The fight over the redrawing of Pennsylvania’s gerrymandered congressional map – one of the worst of the decade – has already seen some wild twists and turns, including a “Hail Mary” emergency appeal, asking the U.S. Supreme Court to block the ruling of the Pennsylvania Supreme Court striking the map down.
But the stakes in gerrymandering are high, and a surprise filing Monday afternoon shows just how far partisan interests can be willing to go to avoid having to give up ill-gotten gains.
After the Pennsylvania Supreme Court struck down the state’s congressional map, Pennsylvania election officials said in court filings that implementing a new congressional map for the 2018 election would not be a problem as long as the new map were in place more or less on the schedule adopted by the Pennsylvania Supreme Court. In a normal world, that would be the end of the inquiry. The unconstitutional map used in three out of the five elections of the decade should be thrown out and expeditiously replaced with a fair one.
But Republican secretaries of state from Alabama, Arizona, Arkansas, Kansas, Missouri, and South Carolina told the U.S. Supreme Court, however, that Pennsylvania election officials were wrong. Not only was a new Pennsylvania congressional map not needed for 2018 – it wasn’t needed for 2020 either. In fact, it would be fine to wait for the next round of redistricting and have new maps in place in time for the 2022 elections. (Yes, 2022.)
Now, it is unusual enough for secretaries of state from other states – none of which have pending redistricting litigation – to intervene in the electoral affairs of another state. But the filing Republican secretaries of state had yet another surprise buried in a footnote that shows the brief was partially paid for by the National Republican Redistricting Trust, a dark-money vehicle created in 2017 to coordinate Republican redistricting efforts.

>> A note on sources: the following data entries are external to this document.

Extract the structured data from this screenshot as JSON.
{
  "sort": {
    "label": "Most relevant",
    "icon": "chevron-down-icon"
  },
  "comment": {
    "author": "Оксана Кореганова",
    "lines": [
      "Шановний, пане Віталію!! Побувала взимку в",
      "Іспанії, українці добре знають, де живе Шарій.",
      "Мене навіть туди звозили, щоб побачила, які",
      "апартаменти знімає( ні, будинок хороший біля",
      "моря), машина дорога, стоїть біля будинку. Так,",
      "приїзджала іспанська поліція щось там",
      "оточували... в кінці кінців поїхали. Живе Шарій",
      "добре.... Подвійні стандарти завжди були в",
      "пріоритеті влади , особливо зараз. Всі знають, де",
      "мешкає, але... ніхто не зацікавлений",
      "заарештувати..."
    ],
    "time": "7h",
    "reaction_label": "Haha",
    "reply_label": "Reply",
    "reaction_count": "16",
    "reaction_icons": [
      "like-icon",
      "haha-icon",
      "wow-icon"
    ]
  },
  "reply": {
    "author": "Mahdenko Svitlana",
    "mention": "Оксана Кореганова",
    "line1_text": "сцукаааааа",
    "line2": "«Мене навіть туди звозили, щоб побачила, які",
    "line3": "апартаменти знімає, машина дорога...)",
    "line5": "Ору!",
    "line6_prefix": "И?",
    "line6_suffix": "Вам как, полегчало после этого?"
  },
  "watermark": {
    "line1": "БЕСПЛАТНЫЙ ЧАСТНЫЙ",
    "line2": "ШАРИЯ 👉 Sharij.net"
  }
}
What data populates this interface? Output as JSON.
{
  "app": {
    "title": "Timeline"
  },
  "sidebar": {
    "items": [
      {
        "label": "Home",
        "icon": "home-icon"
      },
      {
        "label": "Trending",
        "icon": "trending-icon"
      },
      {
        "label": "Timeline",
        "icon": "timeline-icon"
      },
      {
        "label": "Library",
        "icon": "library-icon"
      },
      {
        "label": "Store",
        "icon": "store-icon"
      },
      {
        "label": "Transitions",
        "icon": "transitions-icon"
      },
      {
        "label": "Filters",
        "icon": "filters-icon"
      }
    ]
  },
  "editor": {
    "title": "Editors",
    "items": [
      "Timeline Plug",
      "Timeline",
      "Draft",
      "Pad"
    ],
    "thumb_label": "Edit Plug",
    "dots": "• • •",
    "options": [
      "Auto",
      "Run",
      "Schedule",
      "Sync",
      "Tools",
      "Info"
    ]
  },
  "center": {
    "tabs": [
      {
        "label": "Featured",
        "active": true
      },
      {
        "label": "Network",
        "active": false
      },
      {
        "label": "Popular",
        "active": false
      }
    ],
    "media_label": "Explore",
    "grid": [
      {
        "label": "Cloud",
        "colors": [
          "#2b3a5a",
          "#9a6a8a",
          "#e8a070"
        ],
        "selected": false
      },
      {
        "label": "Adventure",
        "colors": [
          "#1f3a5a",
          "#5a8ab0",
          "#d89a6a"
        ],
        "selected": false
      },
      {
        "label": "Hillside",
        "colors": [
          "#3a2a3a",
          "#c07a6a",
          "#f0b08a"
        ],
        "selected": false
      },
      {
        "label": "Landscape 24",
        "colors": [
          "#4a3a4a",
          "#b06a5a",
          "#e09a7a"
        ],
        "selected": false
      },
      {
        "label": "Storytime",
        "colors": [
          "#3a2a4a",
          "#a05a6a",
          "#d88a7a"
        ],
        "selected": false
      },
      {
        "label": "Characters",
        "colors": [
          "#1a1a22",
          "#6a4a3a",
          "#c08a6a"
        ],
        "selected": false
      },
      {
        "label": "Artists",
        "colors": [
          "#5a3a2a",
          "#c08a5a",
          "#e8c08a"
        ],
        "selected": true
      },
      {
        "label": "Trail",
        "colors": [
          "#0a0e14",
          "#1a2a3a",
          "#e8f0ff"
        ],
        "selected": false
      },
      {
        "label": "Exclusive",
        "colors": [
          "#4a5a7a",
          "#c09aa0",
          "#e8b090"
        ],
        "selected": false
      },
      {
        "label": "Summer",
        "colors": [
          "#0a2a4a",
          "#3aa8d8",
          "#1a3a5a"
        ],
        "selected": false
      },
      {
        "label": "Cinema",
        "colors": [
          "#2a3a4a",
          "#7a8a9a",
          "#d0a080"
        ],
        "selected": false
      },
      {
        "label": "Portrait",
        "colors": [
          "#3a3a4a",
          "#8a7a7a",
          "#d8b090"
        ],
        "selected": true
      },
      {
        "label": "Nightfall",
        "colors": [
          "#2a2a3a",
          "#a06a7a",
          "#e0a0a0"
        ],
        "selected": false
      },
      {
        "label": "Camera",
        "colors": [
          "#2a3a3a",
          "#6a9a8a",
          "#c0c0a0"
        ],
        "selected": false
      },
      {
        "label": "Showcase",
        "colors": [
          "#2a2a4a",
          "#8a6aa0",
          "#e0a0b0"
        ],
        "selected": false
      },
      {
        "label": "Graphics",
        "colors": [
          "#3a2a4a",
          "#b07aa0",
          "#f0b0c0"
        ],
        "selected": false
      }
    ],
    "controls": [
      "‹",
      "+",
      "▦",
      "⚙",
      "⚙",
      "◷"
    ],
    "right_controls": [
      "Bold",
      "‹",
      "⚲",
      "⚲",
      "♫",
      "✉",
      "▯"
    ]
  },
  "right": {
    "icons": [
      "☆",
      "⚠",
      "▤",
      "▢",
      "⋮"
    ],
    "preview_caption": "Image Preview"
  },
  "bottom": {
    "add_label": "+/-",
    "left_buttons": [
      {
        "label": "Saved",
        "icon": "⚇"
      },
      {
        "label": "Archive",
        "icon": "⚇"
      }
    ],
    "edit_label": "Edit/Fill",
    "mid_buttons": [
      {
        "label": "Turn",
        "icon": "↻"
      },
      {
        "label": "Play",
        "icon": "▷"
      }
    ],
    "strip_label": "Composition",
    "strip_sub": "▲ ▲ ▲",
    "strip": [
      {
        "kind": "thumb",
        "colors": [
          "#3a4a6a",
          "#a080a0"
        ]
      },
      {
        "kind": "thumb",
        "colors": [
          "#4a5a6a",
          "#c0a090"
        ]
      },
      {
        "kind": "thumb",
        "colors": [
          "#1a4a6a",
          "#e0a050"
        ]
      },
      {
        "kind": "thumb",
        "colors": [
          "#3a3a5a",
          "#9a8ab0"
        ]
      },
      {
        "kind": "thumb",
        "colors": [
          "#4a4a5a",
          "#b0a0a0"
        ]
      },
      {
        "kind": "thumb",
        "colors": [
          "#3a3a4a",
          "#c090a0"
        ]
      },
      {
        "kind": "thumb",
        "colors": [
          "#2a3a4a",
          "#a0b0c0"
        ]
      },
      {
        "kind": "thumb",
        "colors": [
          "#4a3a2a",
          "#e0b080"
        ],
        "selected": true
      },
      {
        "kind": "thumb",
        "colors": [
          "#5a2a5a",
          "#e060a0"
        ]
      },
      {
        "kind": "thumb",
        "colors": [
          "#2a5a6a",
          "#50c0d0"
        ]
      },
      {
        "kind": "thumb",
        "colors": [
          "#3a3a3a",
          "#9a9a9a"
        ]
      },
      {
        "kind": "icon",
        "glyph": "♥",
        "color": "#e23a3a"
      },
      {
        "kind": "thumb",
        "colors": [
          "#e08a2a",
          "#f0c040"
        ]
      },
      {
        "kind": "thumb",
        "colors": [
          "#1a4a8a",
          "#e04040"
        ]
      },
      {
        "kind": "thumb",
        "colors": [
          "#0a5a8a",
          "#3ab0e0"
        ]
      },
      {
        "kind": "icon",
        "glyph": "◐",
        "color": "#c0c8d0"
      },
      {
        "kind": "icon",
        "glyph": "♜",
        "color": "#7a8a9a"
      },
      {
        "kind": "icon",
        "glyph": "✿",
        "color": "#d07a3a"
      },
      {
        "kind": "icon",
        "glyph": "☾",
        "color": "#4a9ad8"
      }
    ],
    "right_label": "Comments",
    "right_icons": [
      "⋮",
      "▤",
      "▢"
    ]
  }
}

But, of course, secretaries of state who administer American elections aren’t supposed to function as political operatives who do the wholesale bidding of political bosses.* And they aren’t supposed to have their work funded by political parties. Secretaries of state are supposed to work for the people of their states and to oversee elections in a fair and even-handed way.
Alas, when it comes to gerrymandering wars, all bets are off.
*The South Carolina Secretary of State doesn't even administer elections. That's the job of the South Carolina Election Commission. The South Carolina Secretary of State's job involves dealing with business filings, trademarks, public charities, notaries, and cable franchise permits.